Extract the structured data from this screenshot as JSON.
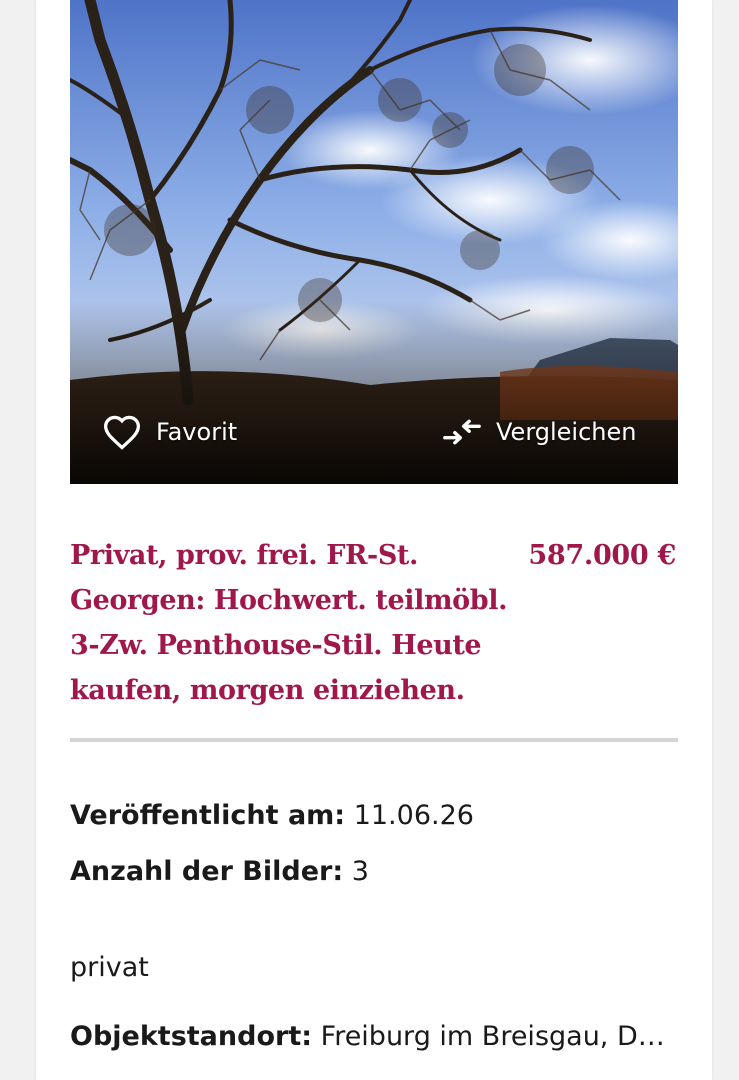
{
  "listing": {
    "photo": {
      "favorite_label": "Favorit",
      "compare_label": "Vergleichen",
      "favorite_icon": "heart-outline-icon",
      "compare_icon": "compare-arrows-icon"
    },
    "title": "Privat, prov. frei. FR-St. Georgen: Hochwert. teilmöbl. 3-Zw. Penthouse-Stil. Heute kaufen, morgen einziehen.",
    "price": "587.000 €",
    "published_label": "Veröffentlicht am:",
    "published_value": "11.06.26",
    "images_label": "Anzahl der Bilder:",
    "images_value": "3",
    "seller_type": "privat",
    "location_label": "Objektstandort:",
    "location_value": "Freiburg im Breisgau, Deut…"
  },
  "colors": {
    "accent": "#a0174b",
    "text": "#1a1a1a",
    "divider": "#d5d5d5",
    "background": "#f1f1f1"
  }
}
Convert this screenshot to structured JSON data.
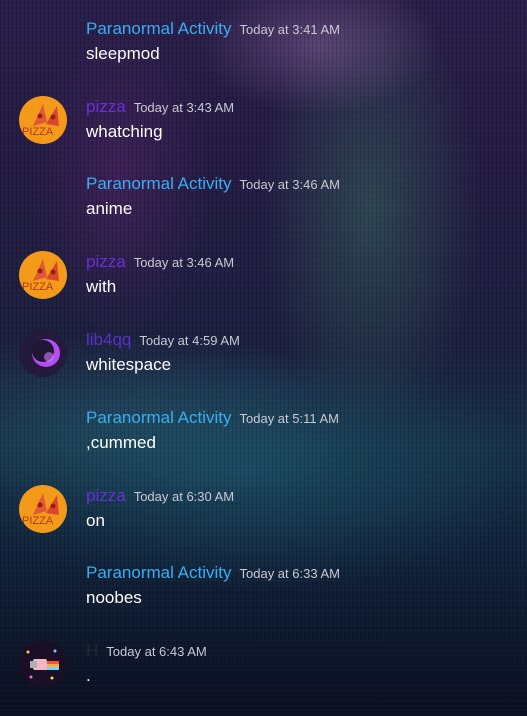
{
  "colors": {
    "paranormal": "#3aaef2",
    "pizza": "#6a2fd6",
    "lib4qq": "#5a32c8",
    "h": "#1e2a2c",
    "text": "#ffffff",
    "timestamp": "#c9c9d2"
  },
  "messages": [
    {
      "author": "Paranormal Activity",
      "time": "Today at 3:41 AM",
      "text": "sleepmod",
      "avatar": null
    },
    {
      "author": "pizza",
      "time": "Today at 3:43 AM",
      "text": "whatching",
      "avatar": "pizza-avatar"
    },
    {
      "author": "Paranormal Activity",
      "time": "Today at 3:46 AM",
      "text": "anime",
      "avatar": null
    },
    {
      "author": "pizza",
      "time": "Today at 3:46 AM",
      "text": "with",
      "avatar": "pizza-avatar"
    },
    {
      "author": "lib4qq",
      "time": "Today at 4:59 AM",
      "text": "whitespace",
      "avatar": "purple-moon-avatar"
    },
    {
      "author": "Paranormal Activity",
      "time": "Today at 5:11 AM",
      "text": ",cummed",
      "avatar": null
    },
    {
      "author": "pizza",
      "time": "Today at 6:30 AM",
      "text": "on",
      "avatar": "pizza-avatar"
    },
    {
      "author": "Paranormal Activity",
      "time": "Today at 6:33 AM",
      "text": "noobes",
      "avatar": null
    },
    {
      "author": "H",
      "time": "Today at 6:43 AM",
      "text": ".",
      "avatar": "nyan-cat-avatar"
    }
  ]
}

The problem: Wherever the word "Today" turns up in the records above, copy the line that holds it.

Answer area:
      "time": "Today at 3:41 AM",
      "time": "Today at 3:43 AM",
      "time": "Today at 3:46 AM",
      "time": "Today at 3:46 AM",
      "time": "Today at 4:59 AM",
      "time": "Today at 5:11 AM",
      "time": "Today at 6:30 AM",
      "time": "Today at 6:33 AM",
      "time": "Today at 6:43 AM",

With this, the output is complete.